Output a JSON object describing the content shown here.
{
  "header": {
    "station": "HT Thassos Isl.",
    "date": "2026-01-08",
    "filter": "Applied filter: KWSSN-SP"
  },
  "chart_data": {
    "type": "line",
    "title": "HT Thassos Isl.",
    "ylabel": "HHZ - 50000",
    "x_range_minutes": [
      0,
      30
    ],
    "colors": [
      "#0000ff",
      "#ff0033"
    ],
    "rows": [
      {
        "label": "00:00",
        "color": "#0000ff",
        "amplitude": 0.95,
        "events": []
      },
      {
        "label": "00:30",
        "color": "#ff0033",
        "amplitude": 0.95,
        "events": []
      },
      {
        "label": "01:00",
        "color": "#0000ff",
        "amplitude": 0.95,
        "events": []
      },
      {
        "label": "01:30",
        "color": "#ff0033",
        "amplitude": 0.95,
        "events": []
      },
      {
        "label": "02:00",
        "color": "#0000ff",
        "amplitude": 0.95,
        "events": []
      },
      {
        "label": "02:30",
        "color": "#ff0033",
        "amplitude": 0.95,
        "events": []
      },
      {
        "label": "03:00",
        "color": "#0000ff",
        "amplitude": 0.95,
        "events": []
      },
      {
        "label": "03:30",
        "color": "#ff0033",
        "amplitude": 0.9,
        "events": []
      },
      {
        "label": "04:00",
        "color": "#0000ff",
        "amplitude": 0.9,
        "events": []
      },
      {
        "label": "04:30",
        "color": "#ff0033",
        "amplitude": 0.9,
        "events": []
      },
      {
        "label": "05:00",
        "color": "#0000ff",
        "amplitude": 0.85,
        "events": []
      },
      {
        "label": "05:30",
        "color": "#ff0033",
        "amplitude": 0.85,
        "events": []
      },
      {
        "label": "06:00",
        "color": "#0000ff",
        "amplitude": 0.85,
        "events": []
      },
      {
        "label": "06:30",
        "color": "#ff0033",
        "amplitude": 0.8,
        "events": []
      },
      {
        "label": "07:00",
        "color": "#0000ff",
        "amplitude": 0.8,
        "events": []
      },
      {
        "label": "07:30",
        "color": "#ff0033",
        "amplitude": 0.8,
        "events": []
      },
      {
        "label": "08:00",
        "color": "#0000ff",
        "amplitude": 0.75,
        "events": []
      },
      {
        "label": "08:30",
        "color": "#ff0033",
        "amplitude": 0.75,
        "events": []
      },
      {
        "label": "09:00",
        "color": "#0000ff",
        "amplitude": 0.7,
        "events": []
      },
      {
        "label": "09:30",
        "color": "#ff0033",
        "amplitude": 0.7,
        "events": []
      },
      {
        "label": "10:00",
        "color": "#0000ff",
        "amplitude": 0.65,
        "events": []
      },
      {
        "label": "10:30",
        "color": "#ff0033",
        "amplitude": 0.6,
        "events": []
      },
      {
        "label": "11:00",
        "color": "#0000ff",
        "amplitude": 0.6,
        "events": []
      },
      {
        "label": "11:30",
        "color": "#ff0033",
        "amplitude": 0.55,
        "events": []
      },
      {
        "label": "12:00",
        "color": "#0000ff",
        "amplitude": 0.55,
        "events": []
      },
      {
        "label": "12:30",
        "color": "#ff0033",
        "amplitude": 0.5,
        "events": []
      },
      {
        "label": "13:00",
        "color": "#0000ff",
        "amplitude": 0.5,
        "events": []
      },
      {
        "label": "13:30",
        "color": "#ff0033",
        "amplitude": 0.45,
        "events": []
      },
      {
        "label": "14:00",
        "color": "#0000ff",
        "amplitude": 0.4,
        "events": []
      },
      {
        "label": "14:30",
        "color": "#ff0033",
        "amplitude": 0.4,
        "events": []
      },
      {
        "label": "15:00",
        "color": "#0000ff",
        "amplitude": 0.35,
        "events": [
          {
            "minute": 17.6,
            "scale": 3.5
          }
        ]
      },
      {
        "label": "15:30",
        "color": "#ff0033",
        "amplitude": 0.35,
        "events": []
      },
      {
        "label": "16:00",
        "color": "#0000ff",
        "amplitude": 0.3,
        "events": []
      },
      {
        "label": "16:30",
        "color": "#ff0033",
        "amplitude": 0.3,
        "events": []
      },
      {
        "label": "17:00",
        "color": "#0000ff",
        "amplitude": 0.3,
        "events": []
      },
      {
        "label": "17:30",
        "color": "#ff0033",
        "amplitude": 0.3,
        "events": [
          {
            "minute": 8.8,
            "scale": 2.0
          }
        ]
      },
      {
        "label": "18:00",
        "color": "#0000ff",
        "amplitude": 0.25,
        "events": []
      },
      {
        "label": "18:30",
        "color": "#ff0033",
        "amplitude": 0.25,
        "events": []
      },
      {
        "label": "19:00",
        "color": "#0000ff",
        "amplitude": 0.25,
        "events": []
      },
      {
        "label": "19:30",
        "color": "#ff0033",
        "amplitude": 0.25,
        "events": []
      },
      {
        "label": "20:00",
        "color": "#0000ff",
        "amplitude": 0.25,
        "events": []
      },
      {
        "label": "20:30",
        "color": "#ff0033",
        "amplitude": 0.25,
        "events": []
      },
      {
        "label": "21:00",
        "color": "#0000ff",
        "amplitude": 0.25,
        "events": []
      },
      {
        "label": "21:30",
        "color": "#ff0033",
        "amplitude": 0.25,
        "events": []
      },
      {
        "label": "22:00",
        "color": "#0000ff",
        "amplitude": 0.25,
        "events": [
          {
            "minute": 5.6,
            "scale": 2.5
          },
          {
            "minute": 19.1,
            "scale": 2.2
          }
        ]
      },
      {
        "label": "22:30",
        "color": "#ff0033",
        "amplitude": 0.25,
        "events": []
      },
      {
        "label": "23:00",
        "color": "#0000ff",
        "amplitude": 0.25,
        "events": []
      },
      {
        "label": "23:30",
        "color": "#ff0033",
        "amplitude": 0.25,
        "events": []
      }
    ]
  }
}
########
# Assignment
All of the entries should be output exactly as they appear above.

# Reply to the exercise
Output a JSON object describing the content shown here.
{
  "header": {
    "station": "HT Thassos Isl.",
    "date": "2026-01-08",
    "filter": "Applied filter: KWSSN-SP"
  },
  "chart_data": {
    "type": "line",
    "title": "HT Thassos Isl.",
    "ylabel": "HHZ - 50000",
    "x_range_minutes": [
      0,
      30
    ],
    "colors": [
      "#0000ff",
      "#ff0033"
    ],
    "rows": [
      {
        "label": "00:00",
        "color": "#0000ff",
        "amplitude": 0.95,
        "events": []
      },
      {
        "label": "00:30",
        "color": "#ff0033",
        "amplitude": 0.95,
        "events": []
      },
      {
        "label": "01:00",
        "color": "#0000ff",
        "amplitude": 0.95,
        "events": []
      },
      {
        "label": "01:30",
        "color": "#ff0033",
        "amplitude": 0.95,
        "events": []
      },
      {
        "label": "02:00",
        "color": "#0000ff",
        "amplitude": 0.95,
        "events": []
      },
      {
        "label": "02:30",
        "color": "#ff0033",
        "amplitude": 0.95,
        "events": []
      },
      {
        "label": "03:00",
        "color": "#0000ff",
        "amplitude": 0.95,
        "events": []
      },
      {
        "label": "03:30",
        "color": "#ff0033",
        "amplitude": 0.9,
        "events": []
      },
      {
        "label": "04:00",
        "color": "#0000ff",
        "amplitude": 0.9,
        "events": []
      },
      {
        "label": "04:30",
        "color": "#ff0033",
        "amplitude": 0.9,
        "events": []
      },
      {
        "label": "05:00",
        "color": "#0000ff",
        "amplitude": 0.85,
        "events": []
      },
      {
        "label": "05:30",
        "color": "#ff0033",
        "amplitude": 0.85,
        "events": []
      },
      {
        "label": "06:00",
        "color": "#0000ff",
        "amplitude": 0.85,
        "events": []
      },
      {
        "label": "06:30",
        "color": "#ff0033",
        "amplitude": 0.8,
        "events": []
      },
      {
        "label": "07:00",
        "color": "#0000ff",
        "amplitude": 0.8,
        "events": []
      },
      {
        "label": "07:30",
        "color": "#ff0033",
        "amplitude": 0.8,
        "events": []
      },
      {
        "label": "08:00",
        "color": "#0000ff",
        "amplitude": 0.75,
        "events": []
      },
      {
        "label": "08:30",
        "color": "#ff0033",
        "amplitude": 0.75,
        "events": []
      },
      {
        "label": "09:00",
        "color": "#0000ff",
        "amplitude": 0.7,
        "events": []
      },
      {
        "label": "09:30",
        "color": "#ff0033",
        "amplitude": 0.7,
        "events": []
      },
      {
        "label": "10:00",
        "color": "#0000ff",
        "amplitude": 0.65,
        "events": []
      },
      {
        "label": "10:30",
        "color": "#ff0033",
        "amplitude": 0.6,
        "events": []
      },
      {
        "label": "11:00",
        "color": "#0000ff",
        "amplitude": 0.6,
        "events": []
      },
      {
        "label": "11:30",
        "color": "#ff0033",
        "amplitude": 0.55,
        "events": []
      },
      {
        "label": "12:00",
        "color": "#0000ff",
        "amplitude": 0.55,
        "events": []
      },
      {
        "label": "12:30",
        "color": "#ff0033",
        "amplitude": 0.5,
        "events": []
      },
      {
        "label": "13:00",
        "color": "#0000ff",
        "amplitude": 0.5,
        "events": []
      },
      {
        "label": "13:30",
        "color": "#ff0033",
        "amplitude": 0.45,
        "events": []
      },
      {
        "label": "14:00",
        "color": "#0000ff",
        "amplitude": 0.4,
        "events": []
      },
      {
        "label": "14:30",
        "color": "#ff0033",
        "amplitude": 0.4,
        "events": []
      },
      {
        "label": "15:00",
        "color": "#0000ff",
        "amplitude": 0.35,
        "events": [
          {
            "minute": 17.6,
            "scale": 3.5
          }
        ]
      },
      {
        "label": "15:30",
        "color": "#ff0033",
        "amplitude": 0.35,
        "events": []
      },
      {
        "label": "16:00",
        "color": "#0000ff",
        "amplitude": 0.3,
        "events": []
      },
      {
        "label": "16:30",
        "color": "#ff0033",
        "amplitude": 0.3,
        "events": []
      },
      {
        "label": "17:00",
        "color": "#0000ff",
        "amplitude": 0.3,
        "events": []
      },
      {
        "label": "17:30",
        "color": "#ff0033",
        "amplitude": 0.3,
        "events": [
          {
            "minute": 8.8,
            "scale": 2.0
          }
        ]
      },
      {
        "label": "18:00",
        "color": "#0000ff",
        "amplitude": 0.25,
        "events": []
      },
      {
        "label": "18:30",
        "color": "#ff0033",
        "amplitude": 0.25,
        "events": []
      },
      {
        "label": "19:00",
        "color": "#0000ff",
        "amplitude": 0.25,
        "events": []
      },
      {
        "label": "19:30",
        "color": "#ff0033",
        "amplitude": 0.25,
        "events": []
      },
      {
        "label": "20:00",
        "color": "#0000ff",
        "amplitude": 0.25,
        "events": []
      },
      {
        "label": "20:30",
        "color": "#ff0033",
        "amplitude": 0.25,
        "events": []
      },
      {
        "label": "21:00",
        "color": "#0000ff",
        "amplitude": 0.25,
        "events": []
      },
      {
        "label": "21:30",
        "color": "#ff0033",
        "amplitude": 0.25,
        "events": []
      },
      {
        "label": "22:00",
        "color": "#0000ff",
        "amplitude": 0.25,
        "events": [
          {
            "minute": 5.6,
            "scale": 2.5
          },
          {
            "minute": 19.1,
            "scale": 2.2
          }
        ]
      },
      {
        "label": "22:30",
        "color": "#ff0033",
        "amplitude": 0.25,
        "events": []
      },
      {
        "label": "23:00",
        "color": "#0000ff",
        "amplitude": 0.25,
        "events": []
      },
      {
        "label": "23:30",
        "color": "#ff0033",
        "amplitude": 0.25,
        "events": []
      }
    ]
  }
}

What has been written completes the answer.